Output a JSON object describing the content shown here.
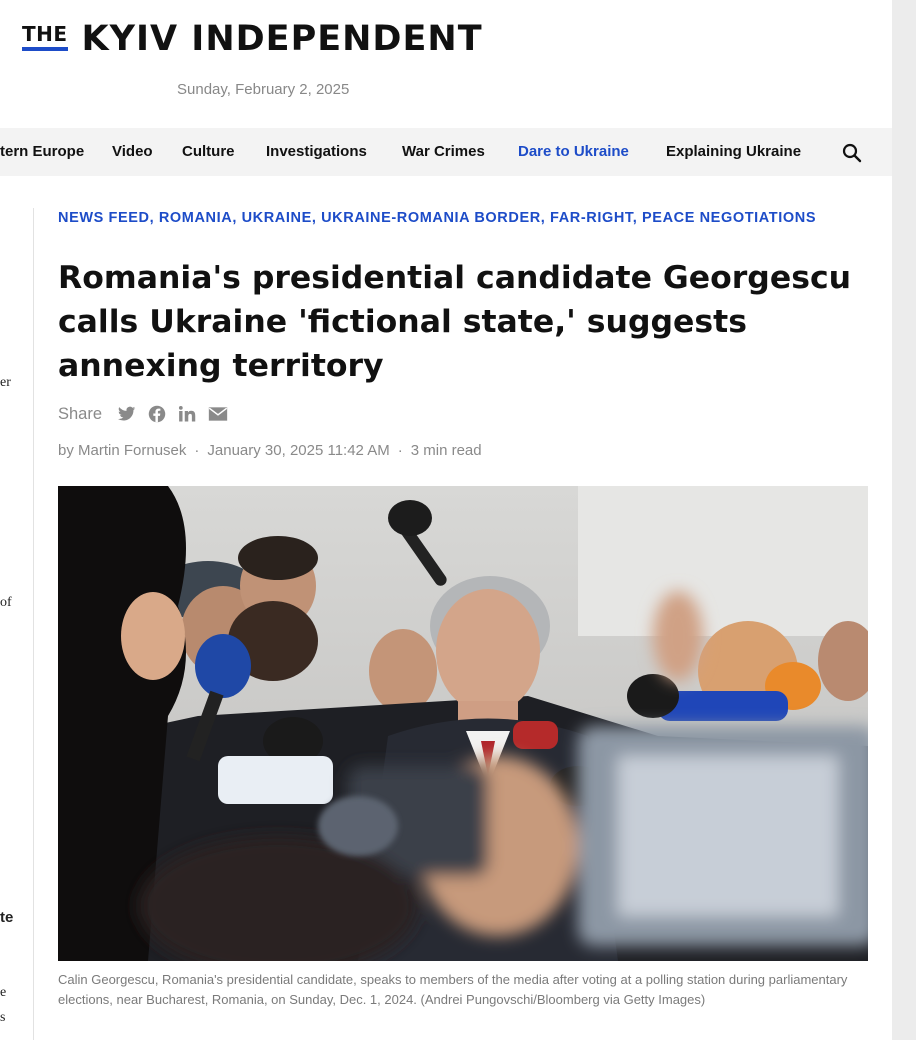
{
  "masthead": {
    "logo_the": "THE",
    "logo_name": "KYIV INDEPENDENT",
    "date": "Sunday, February 2, 2025"
  },
  "nav": {
    "items": [
      "tern Europe",
      "Video",
      "Culture",
      "Investigations",
      "War Crimes",
      "Dare to Ukraine",
      "Explaining Ukraine"
    ],
    "accent_color": "#1d4cc8"
  },
  "sidebar": {
    "fragments": [
      "er",
      "of",
      "te",
      "e",
      "s"
    ]
  },
  "article": {
    "tags": "NEWS FEED, ROMANIA, UKRAINE, UKRAINE-ROMANIA BORDER, FAR-RIGHT, PEACE NEGOTIATIONS",
    "headline": "Romania's presidential candidate Georgescu calls Ukraine 'fictional state,' suggests annexing territory",
    "share_label": "Share",
    "share_icons": [
      "twitter-icon",
      "facebook-icon",
      "linkedin-icon",
      "mail-icon"
    ],
    "author": "by Martin Fornusek",
    "date": "January 30, 2025 11:42 AM",
    "read_time": "3 min read",
    "caption": "Calin Georgescu, Romania's presidential candidate, speaks to members of the media after voting at a polling station during parliamentary elections, near Bucharest, Romania, on Sunday, Dec. 1, 2024. (Andrei Pungovschi/Bloomberg via Getty Images)"
  }
}
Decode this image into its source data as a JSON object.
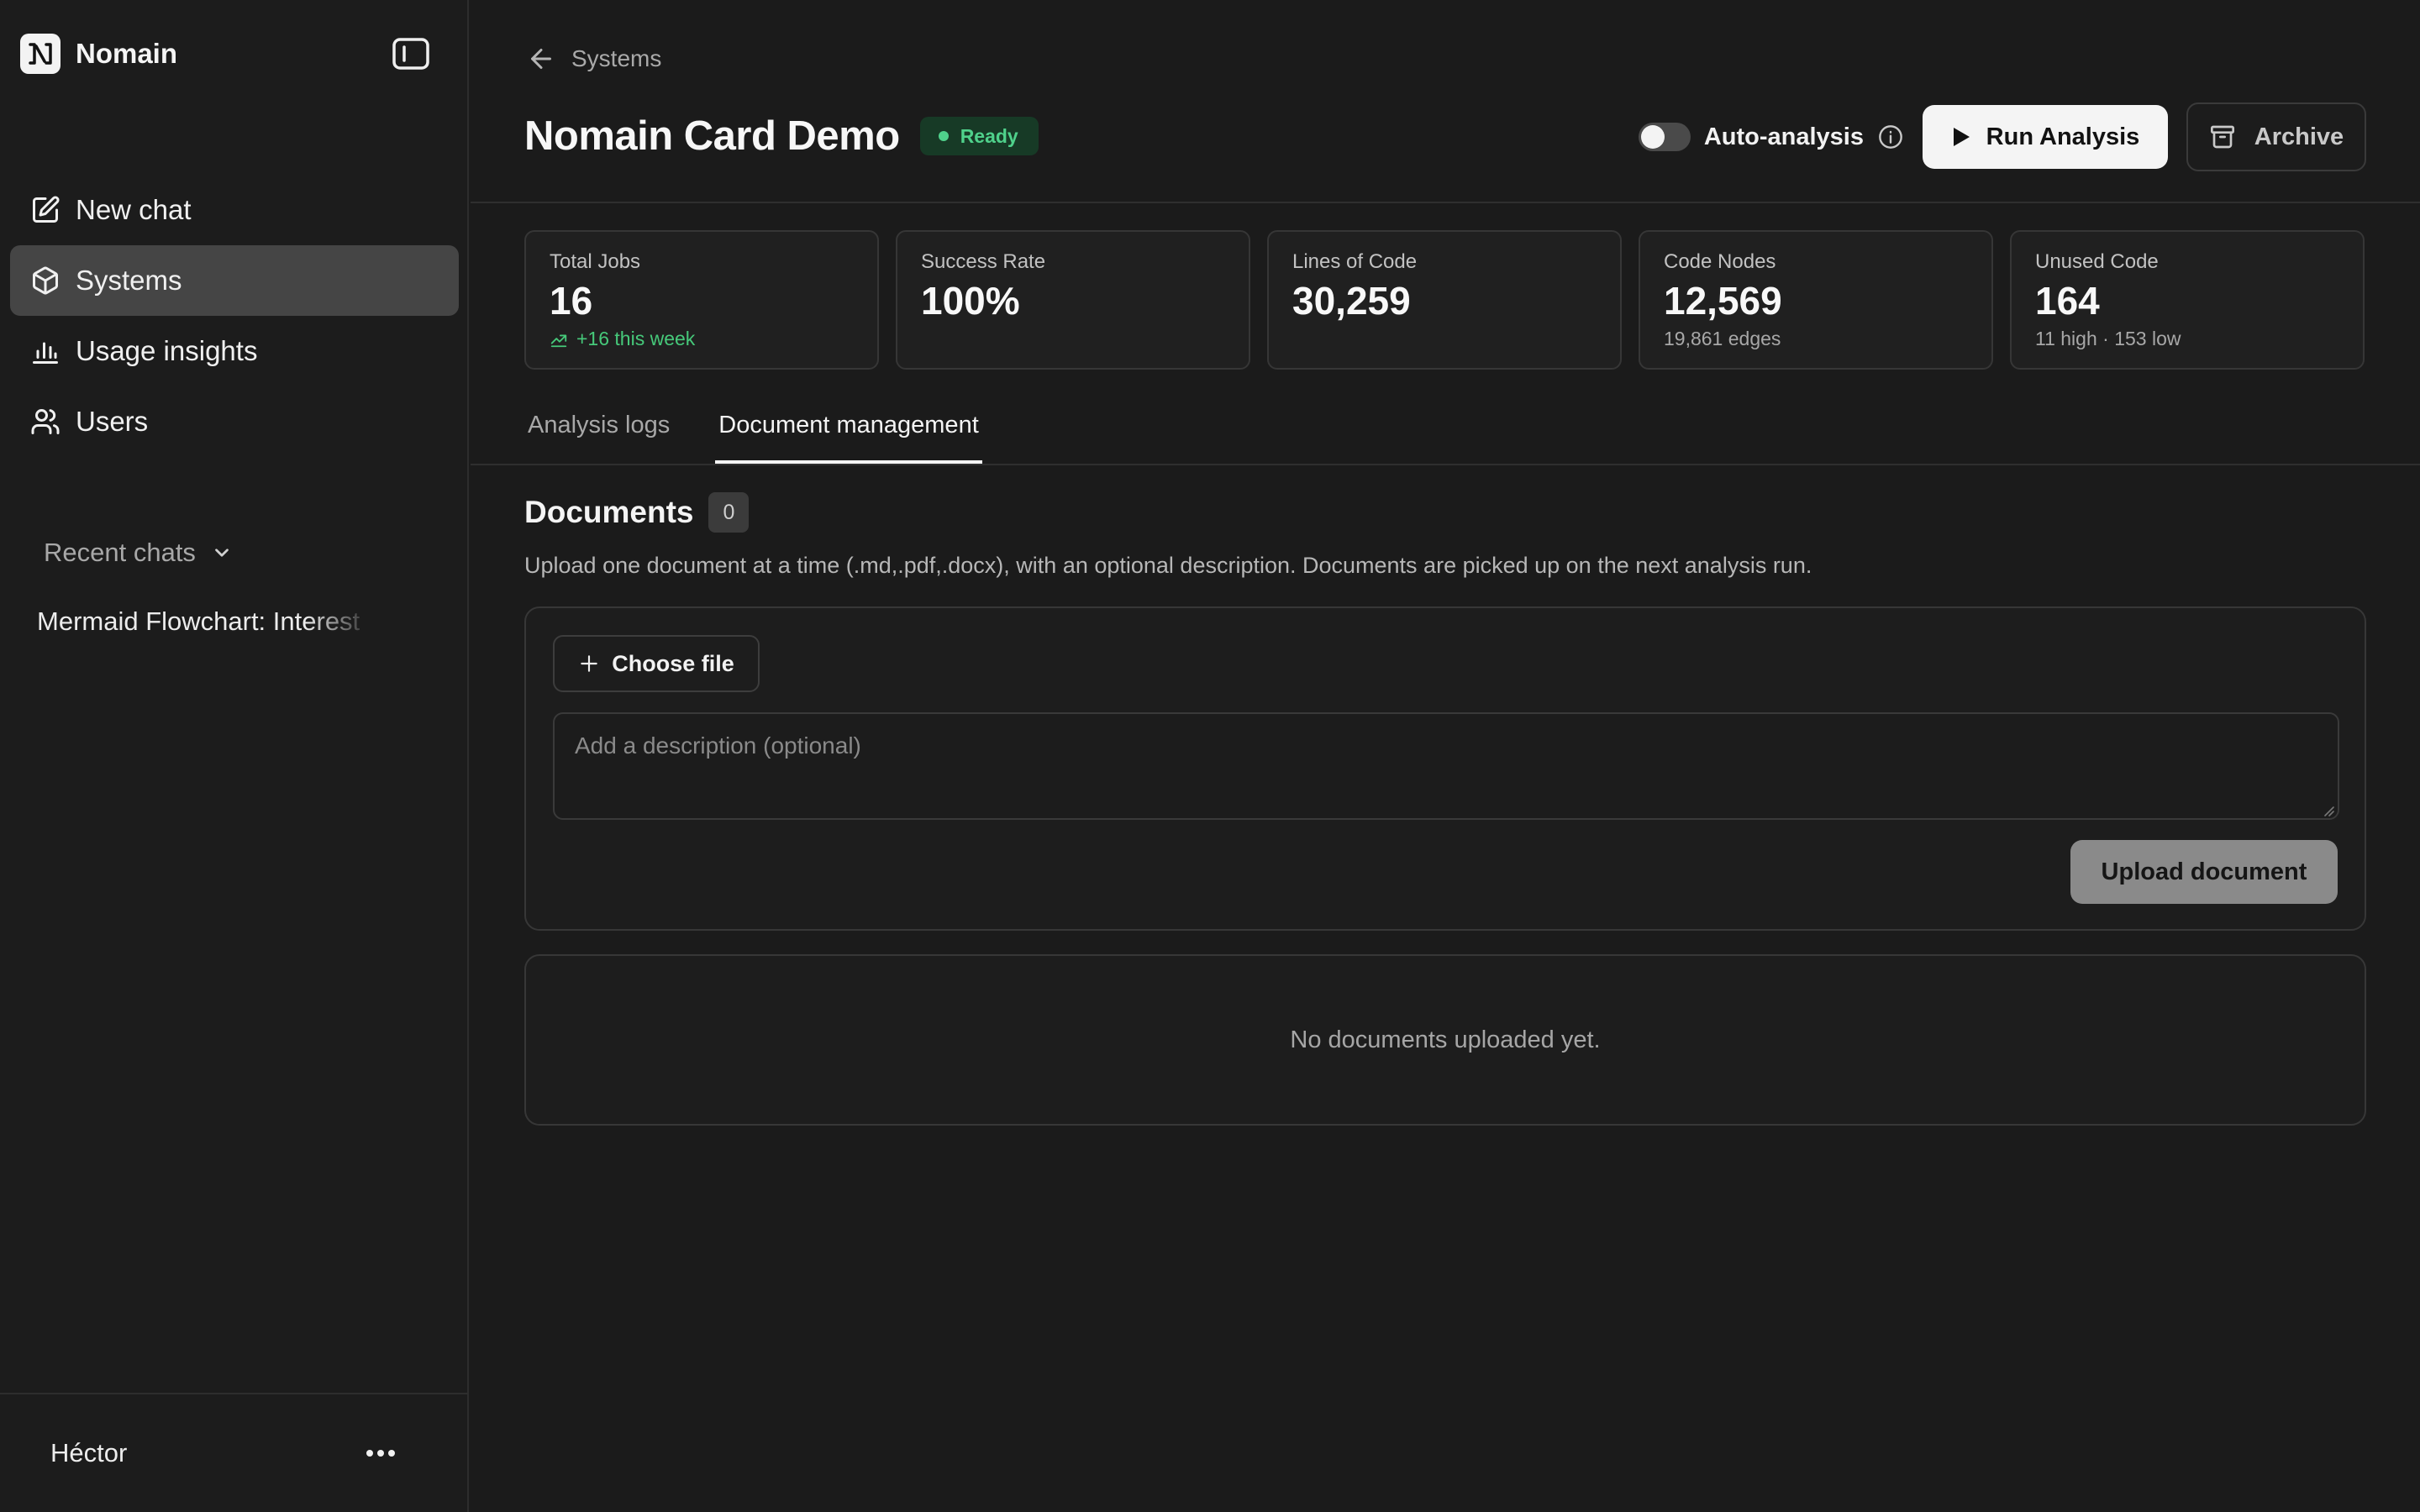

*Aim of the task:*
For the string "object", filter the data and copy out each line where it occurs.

*Written solution:*
Output a JSON object describing the content shown here.
Decode this image into its source data as a JSON object.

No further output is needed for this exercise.